Finally, Offline Gmail works like a dream – it is significantly lighter than normal Gmail and much more lightweight than many other sites on the network. This makes it possible to keep working through connection drops and slow conenctions, and the app will keep up with the changes and sync with the server when it can.
Google Currents has been available in the UK for a while now, and as Google is closing down Reader, I thought I’d give what will most likely be its “replacement” a go.
I must confess I’ve quite enjoyed reading with it. It doesn’t have much of the content I’m used to, but it is still pretty interesting. Additionally, the widget is pretty nice to scroll through.
I also picked up a long-dead project where I was creating a Current for my blog. I’ve made some tweaks, improved the content, added Google+ posts and it’s looking good.
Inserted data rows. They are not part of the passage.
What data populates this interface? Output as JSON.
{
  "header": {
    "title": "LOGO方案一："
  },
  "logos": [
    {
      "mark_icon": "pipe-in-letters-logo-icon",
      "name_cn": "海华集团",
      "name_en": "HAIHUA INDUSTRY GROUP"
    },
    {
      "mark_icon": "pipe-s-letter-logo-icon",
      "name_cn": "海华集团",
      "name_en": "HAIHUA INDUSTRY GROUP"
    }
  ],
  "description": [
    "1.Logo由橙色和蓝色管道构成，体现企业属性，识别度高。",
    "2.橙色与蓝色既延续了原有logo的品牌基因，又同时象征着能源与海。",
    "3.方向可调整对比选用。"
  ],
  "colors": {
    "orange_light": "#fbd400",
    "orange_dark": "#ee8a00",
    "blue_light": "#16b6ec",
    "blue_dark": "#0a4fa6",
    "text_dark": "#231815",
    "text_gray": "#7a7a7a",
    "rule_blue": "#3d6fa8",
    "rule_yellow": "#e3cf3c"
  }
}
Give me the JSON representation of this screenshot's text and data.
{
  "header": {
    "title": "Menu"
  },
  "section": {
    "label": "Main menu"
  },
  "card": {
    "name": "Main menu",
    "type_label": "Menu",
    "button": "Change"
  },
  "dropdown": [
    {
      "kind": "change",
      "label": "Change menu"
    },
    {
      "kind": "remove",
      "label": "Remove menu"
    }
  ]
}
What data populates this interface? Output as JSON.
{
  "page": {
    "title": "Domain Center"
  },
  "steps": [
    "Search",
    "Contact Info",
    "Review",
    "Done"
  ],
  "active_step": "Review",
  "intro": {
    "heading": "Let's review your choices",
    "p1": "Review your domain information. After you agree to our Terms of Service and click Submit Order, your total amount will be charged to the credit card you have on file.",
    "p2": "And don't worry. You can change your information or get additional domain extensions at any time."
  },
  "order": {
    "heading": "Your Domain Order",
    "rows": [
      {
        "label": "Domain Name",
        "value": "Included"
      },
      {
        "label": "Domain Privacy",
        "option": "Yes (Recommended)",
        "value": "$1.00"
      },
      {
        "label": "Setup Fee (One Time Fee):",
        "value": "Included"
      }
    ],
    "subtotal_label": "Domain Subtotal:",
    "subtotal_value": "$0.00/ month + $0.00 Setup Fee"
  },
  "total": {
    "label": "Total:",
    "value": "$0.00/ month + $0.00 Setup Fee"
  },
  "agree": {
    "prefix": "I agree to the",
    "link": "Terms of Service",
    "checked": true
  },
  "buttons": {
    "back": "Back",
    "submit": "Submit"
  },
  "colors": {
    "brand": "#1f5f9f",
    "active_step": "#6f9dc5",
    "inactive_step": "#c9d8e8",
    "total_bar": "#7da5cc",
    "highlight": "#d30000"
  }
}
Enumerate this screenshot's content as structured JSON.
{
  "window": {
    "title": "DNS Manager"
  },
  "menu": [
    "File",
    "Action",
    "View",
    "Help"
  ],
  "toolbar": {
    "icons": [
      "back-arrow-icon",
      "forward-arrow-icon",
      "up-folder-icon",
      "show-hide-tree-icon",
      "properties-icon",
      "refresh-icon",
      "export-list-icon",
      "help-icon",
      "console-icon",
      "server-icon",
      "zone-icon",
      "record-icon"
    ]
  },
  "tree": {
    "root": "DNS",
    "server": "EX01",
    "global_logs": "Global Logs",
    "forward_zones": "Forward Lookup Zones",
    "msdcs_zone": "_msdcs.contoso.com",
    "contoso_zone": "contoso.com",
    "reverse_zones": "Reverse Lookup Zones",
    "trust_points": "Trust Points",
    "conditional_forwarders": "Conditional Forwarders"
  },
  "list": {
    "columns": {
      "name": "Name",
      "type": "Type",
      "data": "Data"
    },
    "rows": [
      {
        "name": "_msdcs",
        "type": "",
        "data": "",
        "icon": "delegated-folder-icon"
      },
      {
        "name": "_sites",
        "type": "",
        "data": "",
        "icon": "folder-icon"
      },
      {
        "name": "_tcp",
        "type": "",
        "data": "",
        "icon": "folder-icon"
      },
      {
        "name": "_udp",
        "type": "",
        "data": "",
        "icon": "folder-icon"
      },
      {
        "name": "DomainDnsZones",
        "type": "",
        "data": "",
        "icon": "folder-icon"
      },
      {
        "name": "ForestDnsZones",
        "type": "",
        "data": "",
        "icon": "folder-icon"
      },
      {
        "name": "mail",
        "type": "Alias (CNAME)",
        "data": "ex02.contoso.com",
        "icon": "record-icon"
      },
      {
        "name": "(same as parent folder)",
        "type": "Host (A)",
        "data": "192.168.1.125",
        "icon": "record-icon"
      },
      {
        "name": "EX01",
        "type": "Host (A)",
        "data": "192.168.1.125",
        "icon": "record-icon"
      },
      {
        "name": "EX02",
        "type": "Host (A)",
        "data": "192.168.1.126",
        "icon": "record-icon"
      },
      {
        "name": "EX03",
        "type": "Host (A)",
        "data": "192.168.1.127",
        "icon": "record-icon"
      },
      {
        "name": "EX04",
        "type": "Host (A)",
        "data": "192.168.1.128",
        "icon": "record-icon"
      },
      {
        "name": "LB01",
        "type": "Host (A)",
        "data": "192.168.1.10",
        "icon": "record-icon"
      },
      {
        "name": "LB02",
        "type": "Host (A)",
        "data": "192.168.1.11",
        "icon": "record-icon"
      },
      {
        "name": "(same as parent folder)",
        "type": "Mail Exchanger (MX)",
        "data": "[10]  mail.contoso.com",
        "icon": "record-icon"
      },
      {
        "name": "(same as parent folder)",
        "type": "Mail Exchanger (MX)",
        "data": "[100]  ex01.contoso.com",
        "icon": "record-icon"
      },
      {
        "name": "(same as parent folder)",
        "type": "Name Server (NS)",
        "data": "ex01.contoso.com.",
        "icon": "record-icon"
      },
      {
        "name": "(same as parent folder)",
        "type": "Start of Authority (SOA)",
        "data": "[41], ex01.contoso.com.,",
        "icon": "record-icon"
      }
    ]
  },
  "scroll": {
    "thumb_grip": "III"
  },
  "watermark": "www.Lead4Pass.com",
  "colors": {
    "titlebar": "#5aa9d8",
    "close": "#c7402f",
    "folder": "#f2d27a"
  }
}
If you’d like to subscribe (please give it a go!) you can do so by clicking on this link with any device that has Currents installed. This post should be appearing there soon.
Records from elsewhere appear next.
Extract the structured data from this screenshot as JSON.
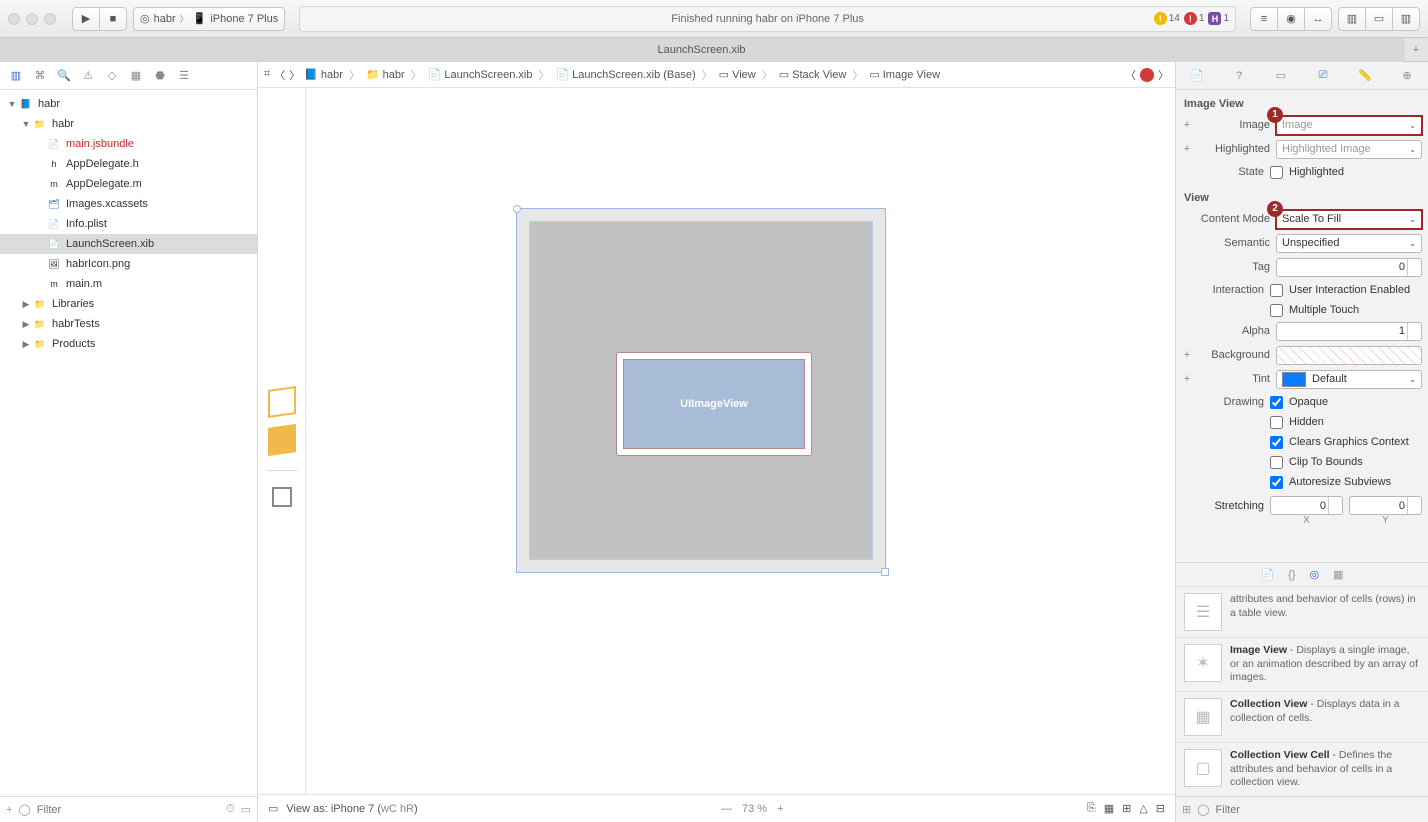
{
  "titlebar": {
    "scheme_target": "habr",
    "scheme_device": "iPhone 7 Plus",
    "status_text": "Finished running habr on iPhone 7 Plus",
    "warn_count": "14",
    "err_count": "1",
    "purple_count": "1"
  },
  "tabbar": {
    "active_tab": "LaunchScreen.xib"
  },
  "navigator": {
    "project": "habr",
    "group": "habr",
    "files": [
      {
        "name": "main.jsbundle",
        "red": true
      },
      {
        "name": "AppDelegate.h"
      },
      {
        "name": "AppDelegate.m"
      },
      {
        "name": "Images.xcassets"
      },
      {
        "name": "Info.plist"
      },
      {
        "name": "LaunchScreen.xib",
        "sel": true
      },
      {
        "name": "habrIcon.png"
      },
      {
        "name": "main.m"
      }
    ],
    "groups": [
      {
        "name": "Libraries"
      },
      {
        "name": "habrTests"
      },
      {
        "name": "Products"
      }
    ],
    "filter_placeholder": "Filter"
  },
  "jumpbar": {
    "items": [
      "habr",
      "habr",
      "LaunchScreen.xib",
      "LaunchScreen.xib (Base)",
      "View",
      "Stack View",
      "Image View"
    ]
  },
  "canvas": {
    "uiimage_label": "UIImageView"
  },
  "editor_bottom": {
    "view_as": "View as: iPhone 7 (",
    "wc": "wC",
    "hr": "hR",
    "close": ")",
    "zoom": "73 %"
  },
  "inspector": {
    "sect_image": "Image View",
    "image_label": "Image",
    "image_placeholder": "Image",
    "highlighted_label": "Highlighted",
    "highlighted_placeholder": "Highlighted Image",
    "state_label": "State",
    "state_option": "Highlighted",
    "sect_view": "View",
    "content_mode_label": "Content Mode",
    "content_mode_value": "Scale To Fill",
    "semantic_label": "Semantic",
    "semantic_value": "Unspecified",
    "tag_label": "Tag",
    "tag_value": "0",
    "interaction_label": "Interaction",
    "interaction_opts": [
      "User Interaction Enabled",
      "Multiple Touch"
    ],
    "alpha_label": "Alpha",
    "alpha_value": "1",
    "background_label": "Background",
    "tint_label": "Tint",
    "tint_value": "Default",
    "drawing_label": "Drawing",
    "drawing_opts": [
      {
        "label": "Opaque",
        "checked": true
      },
      {
        "label": "Hidden",
        "checked": false
      },
      {
        "label": "Clears Graphics Context",
        "checked": true
      },
      {
        "label": "Clip To Bounds",
        "checked": false
      },
      {
        "label": "Autoresize Subviews",
        "checked": true
      }
    ],
    "stretching_label": "Stretching",
    "stretch_x": "0",
    "stretch_y": "0",
    "axis_x": "X",
    "axis_y": "Y",
    "callout1": "1",
    "callout2": "2"
  },
  "library": {
    "items": [
      {
        "title": "",
        "desc": "attributes and behavior of cells (rows) in a table view."
      },
      {
        "title": "Image View",
        "desc": " - Displays a single image, or an animation described by an array of images."
      },
      {
        "title": "Collection View",
        "desc": " - Displays data in a collection of cells."
      },
      {
        "title": "Collection View Cell",
        "desc": " - Defines the attributes and behavior of cells in a collection view."
      }
    ],
    "filter_placeholder": "Filter"
  }
}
Since I got my Chromebook (which I adore, by the way) I have been working on a few little coding projects for Chrome. Thanks to some early tomfoolery with their Packaged Apps examples, I have been able to develop the packaged apps on the Chromebook itself.
LinkedIn’s new Recommendations feature is causing some discussion in the office. You can see how there would be upsides to getting recommended for skills on LinkedIn. However, personally, I have decided against publishing ones I have received for now.
The primary reason for this is currently I am seeing a lot of people getting recommended for things that they probably do have good experience in, but the recommendation is devalued by who is recommending it. In a lot of cases, LinkedIn provides auto-filled recommendations for people to send, and the person sending the recommendation doesn’t necessarily know a lot about the subject they are recommending someone for.
“If you want to start a business there is no point in finishing college, just stop education” Elon Musk
— Loic Le Meur (@loic) March 9, 2013
It’s frustrating just how many people – who really should know better – advocate dropping out or not even starting further education for entrepreneurs as it doesn’t help start a company. The usual trio of successful people – Gates, Branson, Zuckerberg – are usually hauled out to justify this point of view.
As someone who has gone from a degree straight into a startup, I strongly disagree with Elon Musk’s and other’s comments on this subject.